■ Task statement:
Please find the lines in the entries below that contain the word "Conference", and copy each one.

··· Records for the task

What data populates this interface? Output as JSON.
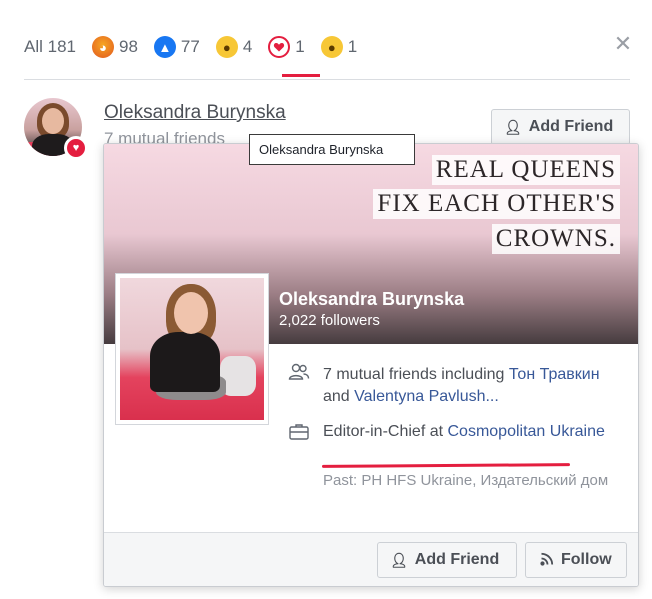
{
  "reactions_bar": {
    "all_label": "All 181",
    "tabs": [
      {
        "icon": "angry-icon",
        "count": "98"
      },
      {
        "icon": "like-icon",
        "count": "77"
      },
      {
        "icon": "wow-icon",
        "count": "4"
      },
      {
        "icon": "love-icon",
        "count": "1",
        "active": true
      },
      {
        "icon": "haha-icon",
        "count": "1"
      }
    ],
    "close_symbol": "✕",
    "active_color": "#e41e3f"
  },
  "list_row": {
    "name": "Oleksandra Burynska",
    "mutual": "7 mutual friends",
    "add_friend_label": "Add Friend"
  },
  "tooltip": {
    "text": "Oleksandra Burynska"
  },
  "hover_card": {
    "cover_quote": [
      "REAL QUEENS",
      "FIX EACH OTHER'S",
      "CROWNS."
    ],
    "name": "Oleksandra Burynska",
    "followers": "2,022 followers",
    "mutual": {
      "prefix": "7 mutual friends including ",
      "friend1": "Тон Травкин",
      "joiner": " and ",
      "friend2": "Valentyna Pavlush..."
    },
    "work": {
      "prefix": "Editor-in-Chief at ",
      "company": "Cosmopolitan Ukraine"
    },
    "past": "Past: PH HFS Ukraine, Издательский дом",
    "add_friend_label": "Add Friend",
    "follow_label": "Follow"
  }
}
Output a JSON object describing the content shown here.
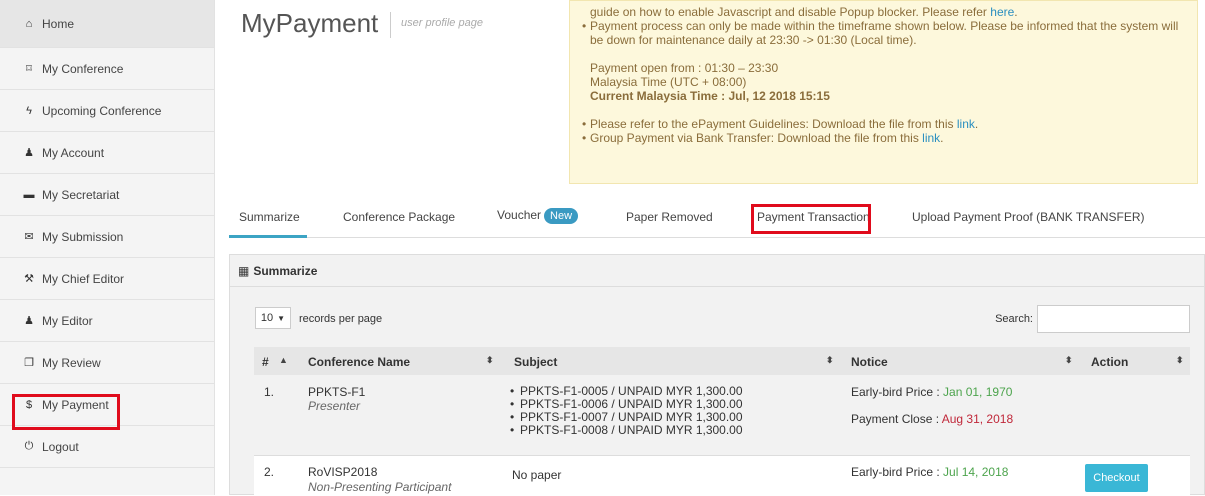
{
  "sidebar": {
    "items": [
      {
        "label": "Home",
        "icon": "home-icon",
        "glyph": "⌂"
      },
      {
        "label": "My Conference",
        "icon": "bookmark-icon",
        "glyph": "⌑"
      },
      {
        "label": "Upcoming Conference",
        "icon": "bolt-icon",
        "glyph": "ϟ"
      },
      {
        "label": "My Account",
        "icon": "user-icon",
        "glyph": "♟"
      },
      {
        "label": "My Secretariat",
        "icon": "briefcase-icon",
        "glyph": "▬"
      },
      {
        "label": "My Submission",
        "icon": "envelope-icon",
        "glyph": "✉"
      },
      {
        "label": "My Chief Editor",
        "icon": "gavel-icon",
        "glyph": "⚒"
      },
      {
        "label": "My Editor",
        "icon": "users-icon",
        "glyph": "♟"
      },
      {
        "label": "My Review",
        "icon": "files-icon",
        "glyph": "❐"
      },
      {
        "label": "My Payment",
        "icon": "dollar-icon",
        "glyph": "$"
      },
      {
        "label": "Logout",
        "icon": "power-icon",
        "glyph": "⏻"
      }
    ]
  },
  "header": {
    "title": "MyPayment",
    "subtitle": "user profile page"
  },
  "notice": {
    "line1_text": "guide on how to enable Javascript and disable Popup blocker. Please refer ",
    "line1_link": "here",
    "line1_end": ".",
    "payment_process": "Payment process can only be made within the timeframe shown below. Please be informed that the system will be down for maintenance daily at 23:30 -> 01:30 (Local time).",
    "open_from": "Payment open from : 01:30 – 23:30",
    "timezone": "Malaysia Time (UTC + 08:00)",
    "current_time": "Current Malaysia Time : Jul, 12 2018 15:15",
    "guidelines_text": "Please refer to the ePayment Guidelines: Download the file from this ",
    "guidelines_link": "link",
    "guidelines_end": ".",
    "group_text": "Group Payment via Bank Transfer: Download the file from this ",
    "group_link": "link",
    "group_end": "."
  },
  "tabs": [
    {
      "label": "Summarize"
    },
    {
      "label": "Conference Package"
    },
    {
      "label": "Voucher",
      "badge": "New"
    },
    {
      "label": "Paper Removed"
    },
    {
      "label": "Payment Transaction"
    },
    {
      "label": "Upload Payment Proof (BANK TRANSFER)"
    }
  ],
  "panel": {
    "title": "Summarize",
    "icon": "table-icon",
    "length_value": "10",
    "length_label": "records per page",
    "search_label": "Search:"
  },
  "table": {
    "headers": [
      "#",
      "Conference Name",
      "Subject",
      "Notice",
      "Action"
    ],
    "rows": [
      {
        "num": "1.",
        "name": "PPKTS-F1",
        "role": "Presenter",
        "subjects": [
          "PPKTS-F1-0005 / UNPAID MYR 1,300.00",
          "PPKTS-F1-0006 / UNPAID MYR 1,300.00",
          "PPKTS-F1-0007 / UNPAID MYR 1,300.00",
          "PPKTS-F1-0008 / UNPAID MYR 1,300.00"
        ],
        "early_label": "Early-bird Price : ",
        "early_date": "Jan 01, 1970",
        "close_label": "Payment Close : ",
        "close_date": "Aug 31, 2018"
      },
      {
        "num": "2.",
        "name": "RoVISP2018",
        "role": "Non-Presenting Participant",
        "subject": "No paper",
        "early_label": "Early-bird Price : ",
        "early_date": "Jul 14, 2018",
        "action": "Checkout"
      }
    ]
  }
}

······

■ Solution to the exercise:
        "label": "My Conference",
        "label": "Upcoming Conference",
      "label": "Conference Package"
      "Conference Name",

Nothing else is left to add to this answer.